The major downside surprise in Hungary's consumer inflation data for May has shifted the inflation profile for the second half of this year lower, widening the scope for monetary easing, but the central bank is likely to wait for a new IMF/EU deal before embarking on a rate cutting cycle, London-based emerging markets anlysts said after much lower-than-expected CPI figures for May had been released on Tuesday.

Year-on-year headline inflation rose 5.3% last month after a 5.7% print in April. Most London-based economists in an Econews survey had expected inflation to accelerate slightly in May, typically forecasting a 5.8% rise, and even those who saw CPI slowing down went only as far as predicting a 5.6% year-on-year rate.
Analysts at JP Morgan in London said after Tuesday's data release that their 2012 average CPI forecast has now moved down to 5.6% from 5.9% previously.  "We expect inflation to fall further, to around 3.5% next year as the VAT hike falls out of the index, although several new taxes coming into effect in 2H/2012 will provide some offset".
After the May CPI data, 2Q/2012 inflation is tracking about two tenths below the MNB's March inflation projection, although the full-year figure should be broadly in line with their 5.6% forecast.
"We think that the benign structure of inflation ... increases the chances of MNB rate cuts this year ... We maintain our call for 100bp in cumulative cuts by end-1Q/2013".
"We still think the M% will wait to see a sustained decline in risk premia on HUF assets before cutting rates, which is unlikely to materialize before an IMF/EU deal is concluded, probably not before September-October", JP Morgan's London-based economists said.
Analysts at HSBC, a major global banking group, said the seasonality of food prices will be the key factor influencing headline inflation in the coming months.
"We assume somewhat higher month-on-month food prices inflation than in 2011 that should push the headline inflation higher to 5.5%-5.6% in the summer months". But this increase could be offset by falling fuel prices in the last quarter of the year and "we forecast CPI to decline towards 5% year-on-year by the end of 2012".
In 2013 the impact of a 2pp VAT increase this year will fade away but new taxes, including on telecommunication services, are still likely to keep the headline inflation above the 3% central bank target.
This year the monetary policy outlook will be determined by the risk premium on Hungarian assets rather than inflation, elevated by one-off factors.
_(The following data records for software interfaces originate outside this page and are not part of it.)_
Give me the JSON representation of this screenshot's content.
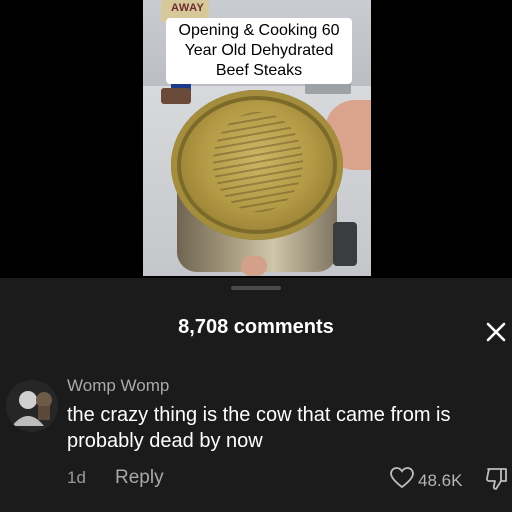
{
  "video": {
    "caption_lines": [
      "Opening & Cooking 60",
      "Year Old Dehydrated",
      "Beef Steaks"
    ],
    "background_text": "AWAY"
  },
  "comments": {
    "count_label": "8,708 comments",
    "items": [
      {
        "author": "Womp Womp",
        "text": "the crazy thing is the cow that came from is probably dead by now",
        "time": "1d",
        "reply_label": "Reply",
        "likes": "48.6K"
      }
    ]
  },
  "icons": {
    "close": "close-icon",
    "like": "heart-icon",
    "dislike": "thumbs-down-icon"
  }
}
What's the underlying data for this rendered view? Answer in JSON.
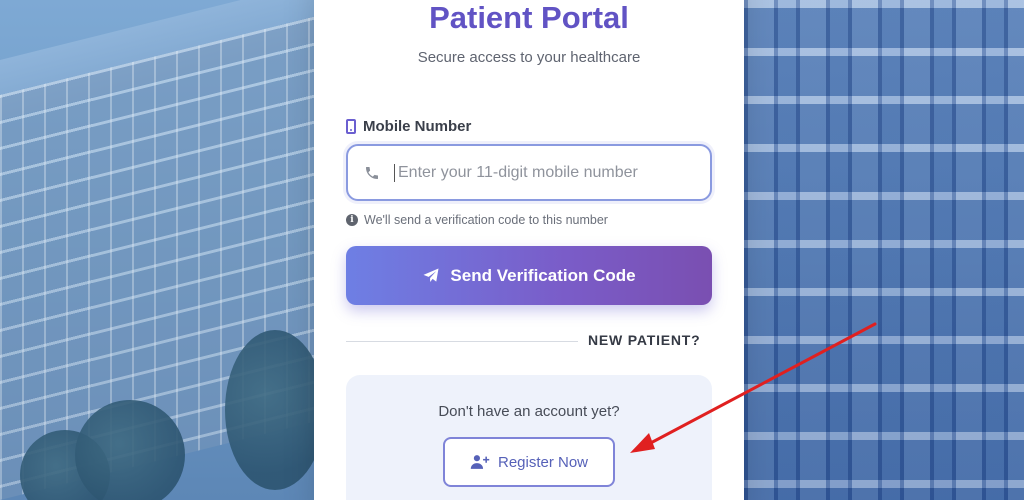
{
  "header": {
    "title": "Patient Portal",
    "subtitle": "Secure access to your healthcare"
  },
  "form": {
    "mobile_label": "Mobile Number",
    "mobile_placeholder": "Enter your 11-digit mobile number",
    "mobile_value": "",
    "hint": "We'll send a verification code to this number",
    "send_button_label": "Send Verification Code"
  },
  "divider": {
    "label": "NEW PATIENT?"
  },
  "register": {
    "question": "Don't have an account yet?",
    "button_label": "Register Now"
  },
  "icons": {
    "label_icon": "mobile-phone-icon",
    "input_icon": "phone-handset-icon",
    "hint_icon": "info-icon",
    "send_icon": "paper-plane-icon",
    "register_icon": "user-plus-icon"
  },
  "colors": {
    "title": "#6153c4",
    "accent_start": "#6e7fe4",
    "accent_end": "#7a4fb1",
    "annotation_arrow": "#e02020"
  }
}
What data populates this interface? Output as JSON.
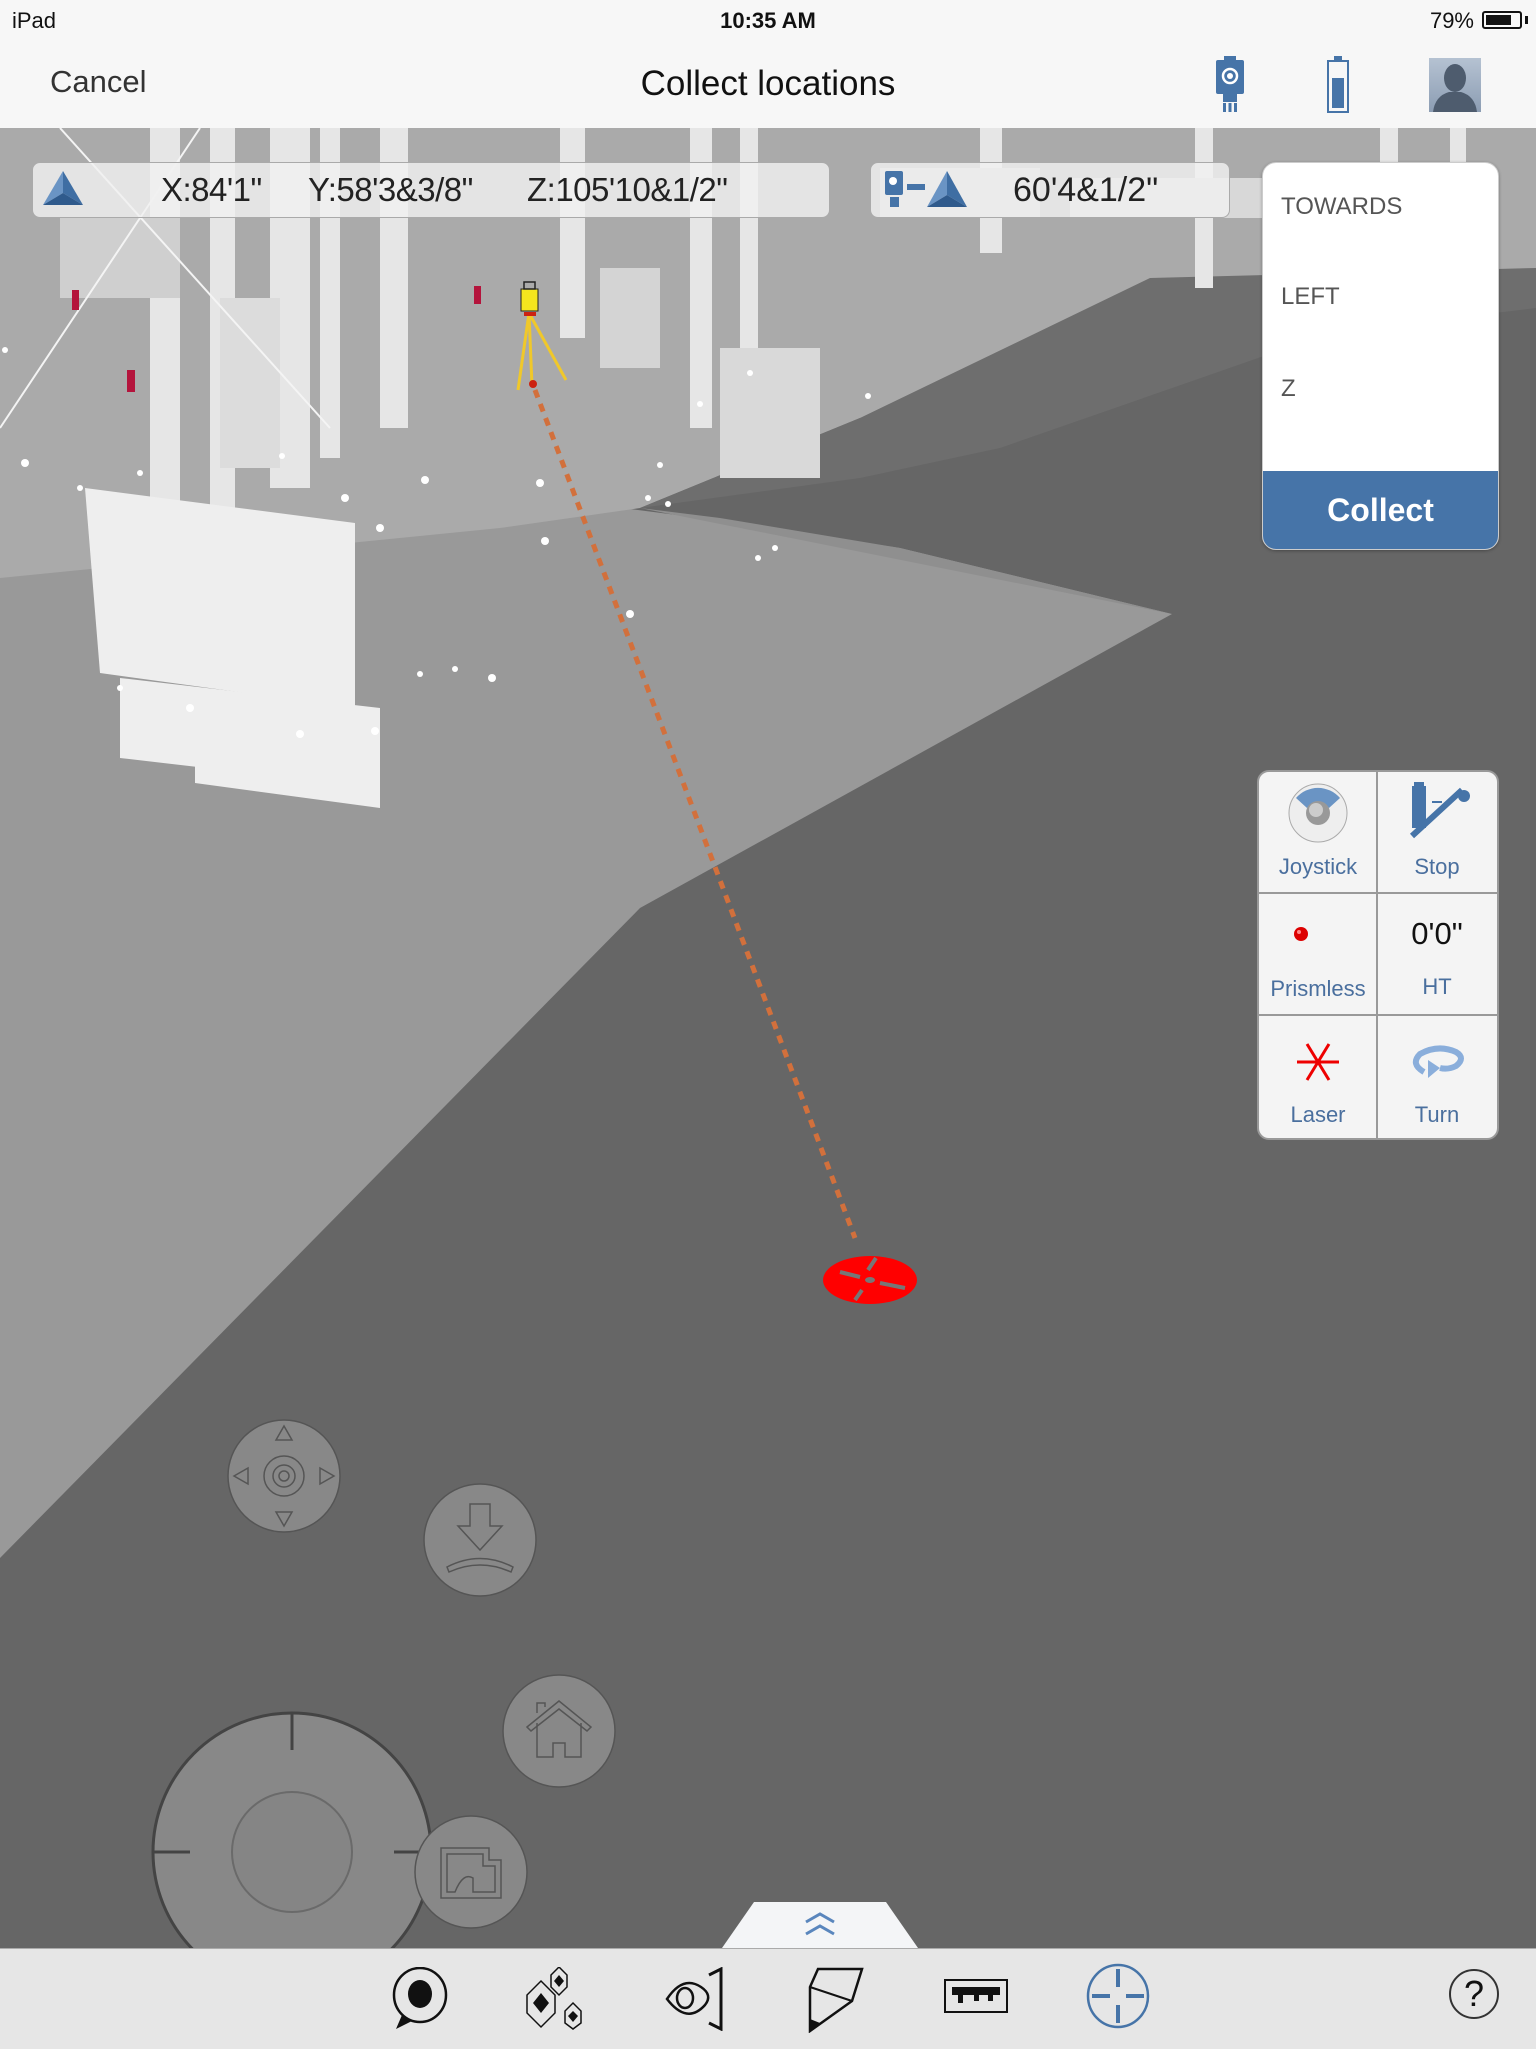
{
  "status_bar": {
    "device": "iPad",
    "time": "10:35 AM",
    "battery_percent": "79%",
    "battery_level": 0.79
  },
  "nav": {
    "cancel_label": "Cancel",
    "title": "Collect locations",
    "icons": [
      "instrument-icon",
      "battery-level-icon",
      "user-profile-icon"
    ]
  },
  "coordinates": {
    "x": "X:84'1\"",
    "y": "Y:58'3&3/8\"",
    "z": "Z:105'10&1/2\""
  },
  "distance": {
    "value": "60'4&1/2\""
  },
  "collect_panel": {
    "fields": [
      "TOWARDS",
      "LEFT",
      "Z"
    ],
    "collect_label": "Collect"
  },
  "tools": {
    "joystick": "Joystick",
    "stop": "Stop",
    "prismless": "Prismless",
    "ht_value": "0'0\"",
    "ht_label": "HT",
    "laser": "Laser",
    "turn": "Turn"
  },
  "colors": {
    "accent": "#4674a8",
    "target": "#ff0000",
    "laser_line": "#d2703c",
    "instrument": "#f5e61e"
  },
  "toolbar": {
    "items": [
      "location-pin-icon",
      "layers-icon",
      "view-icon",
      "markup-icon",
      "measure-icon",
      "stakeout-crosshair-icon"
    ],
    "active": "stakeout-crosshair-icon",
    "help": "?"
  }
}
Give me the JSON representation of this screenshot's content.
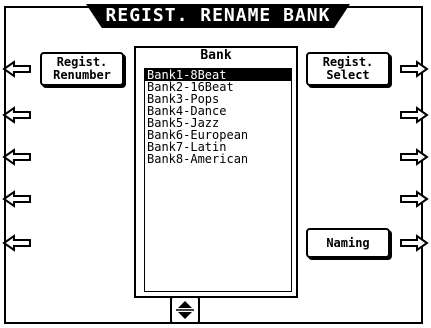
{
  "title": "REGIST. RENAME BANK",
  "buttons": {
    "regist_renumber": [
      "Regist.",
      "Renumber"
    ],
    "regist_select": [
      "Regist.",
      "Select"
    ],
    "naming": "Naming"
  },
  "bank_list": {
    "header": "Bank",
    "items": [
      "Bank1-8Beat",
      "Bank2-16Beat",
      "Bank3-Pops",
      "Bank4-Dance",
      "Bank5-Jazz",
      "Bank6-European",
      "Bank7-Latin",
      "Bank8-American"
    ],
    "selected_index": 0
  }
}
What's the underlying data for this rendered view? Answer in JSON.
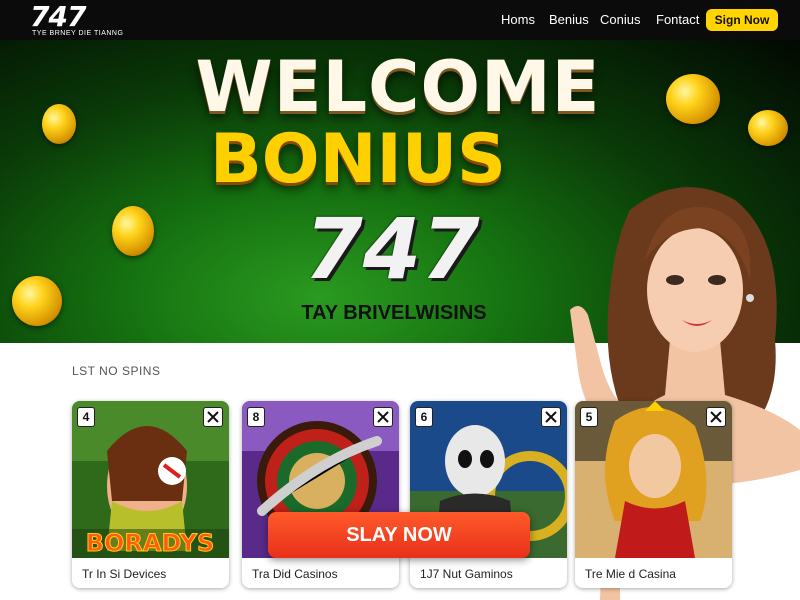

However, inflation path will be important for the overall room for a potential monetary stimulus next year, provided the risk premium declines, HSBC's London-based analysts said.